Please give the whole listing again word for word, and drop any pictures it holds.
BEGIN
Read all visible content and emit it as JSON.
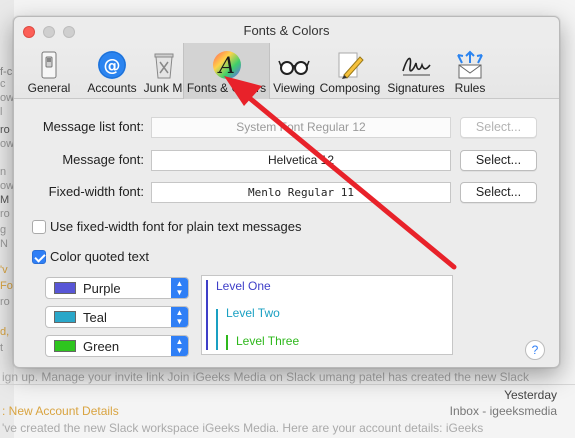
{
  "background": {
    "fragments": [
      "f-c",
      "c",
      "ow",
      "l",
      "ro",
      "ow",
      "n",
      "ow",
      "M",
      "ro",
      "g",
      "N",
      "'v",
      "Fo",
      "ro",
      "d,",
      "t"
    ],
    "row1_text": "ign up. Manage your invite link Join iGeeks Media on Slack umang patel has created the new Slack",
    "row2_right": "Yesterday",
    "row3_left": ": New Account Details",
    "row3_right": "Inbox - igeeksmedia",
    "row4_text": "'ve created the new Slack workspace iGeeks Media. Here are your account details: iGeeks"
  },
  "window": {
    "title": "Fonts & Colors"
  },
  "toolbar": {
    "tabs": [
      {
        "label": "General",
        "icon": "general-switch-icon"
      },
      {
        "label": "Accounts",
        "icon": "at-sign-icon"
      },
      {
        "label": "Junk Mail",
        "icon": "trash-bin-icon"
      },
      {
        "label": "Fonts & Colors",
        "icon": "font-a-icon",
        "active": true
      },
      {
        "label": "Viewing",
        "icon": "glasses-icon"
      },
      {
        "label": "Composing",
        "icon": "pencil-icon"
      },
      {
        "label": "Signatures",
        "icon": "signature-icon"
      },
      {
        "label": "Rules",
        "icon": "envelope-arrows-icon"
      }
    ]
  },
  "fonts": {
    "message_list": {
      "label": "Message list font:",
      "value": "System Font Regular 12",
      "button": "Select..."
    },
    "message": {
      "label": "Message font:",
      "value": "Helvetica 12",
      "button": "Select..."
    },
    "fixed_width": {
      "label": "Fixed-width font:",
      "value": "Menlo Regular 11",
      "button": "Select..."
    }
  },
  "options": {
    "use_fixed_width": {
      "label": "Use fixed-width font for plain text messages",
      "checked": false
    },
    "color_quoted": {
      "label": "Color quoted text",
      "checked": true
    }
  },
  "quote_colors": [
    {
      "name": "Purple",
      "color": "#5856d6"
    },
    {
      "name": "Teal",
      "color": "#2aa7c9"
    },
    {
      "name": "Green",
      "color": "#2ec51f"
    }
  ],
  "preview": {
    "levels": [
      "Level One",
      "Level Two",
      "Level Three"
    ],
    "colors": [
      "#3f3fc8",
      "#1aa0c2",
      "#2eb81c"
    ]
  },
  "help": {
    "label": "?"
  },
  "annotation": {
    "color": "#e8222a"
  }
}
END
§ **Response to this exercise**:
Read all visible content and emit it as JSON.
{
  "background": {
    "fragments": [
      "f-c",
      "c",
      "ow",
      "l",
      "ro",
      "ow",
      "n",
      "ow",
      "M",
      "ro",
      "g",
      "N",
      "'v",
      "Fo",
      "ro",
      "d,",
      "t"
    ],
    "row1_text": "ign up. Manage your invite link Join iGeeks Media on Slack umang patel has created the new Slack",
    "row2_right": "Yesterday",
    "row3_left": ": New Account Details",
    "row3_right": "Inbox - igeeksmedia",
    "row4_text": "'ve created the new Slack workspace iGeeks Media. Here are your account details: iGeeks"
  },
  "window": {
    "title": "Fonts & Colors"
  },
  "toolbar": {
    "tabs": [
      {
        "label": "General",
        "icon": "general-switch-icon"
      },
      {
        "label": "Accounts",
        "icon": "at-sign-icon"
      },
      {
        "label": "Junk Mail",
        "icon": "trash-bin-icon"
      },
      {
        "label": "Fonts & Colors",
        "icon": "font-a-icon",
        "active": true
      },
      {
        "label": "Viewing",
        "icon": "glasses-icon"
      },
      {
        "label": "Composing",
        "icon": "pencil-icon"
      },
      {
        "label": "Signatures",
        "icon": "signature-icon"
      },
      {
        "label": "Rules",
        "icon": "envelope-arrows-icon"
      }
    ]
  },
  "fonts": {
    "message_list": {
      "label": "Message list font:",
      "value": "System Font Regular 12",
      "button": "Select..."
    },
    "message": {
      "label": "Message font:",
      "value": "Helvetica 12",
      "button": "Select..."
    },
    "fixed_width": {
      "label": "Fixed-width font:",
      "value": "Menlo Regular 11",
      "button": "Select..."
    }
  },
  "options": {
    "use_fixed_width": {
      "label": "Use fixed-width font for plain text messages",
      "checked": false
    },
    "color_quoted": {
      "label": "Color quoted text",
      "checked": true
    }
  },
  "quote_colors": [
    {
      "name": "Purple",
      "color": "#5856d6"
    },
    {
      "name": "Teal",
      "color": "#2aa7c9"
    },
    {
      "name": "Green",
      "color": "#2ec51f"
    }
  ],
  "preview": {
    "levels": [
      "Level One",
      "Level Two",
      "Level Three"
    ],
    "colors": [
      "#3f3fc8",
      "#1aa0c2",
      "#2eb81c"
    ]
  },
  "help": {
    "label": "?"
  },
  "annotation": {
    "color": "#e8222a"
  }
}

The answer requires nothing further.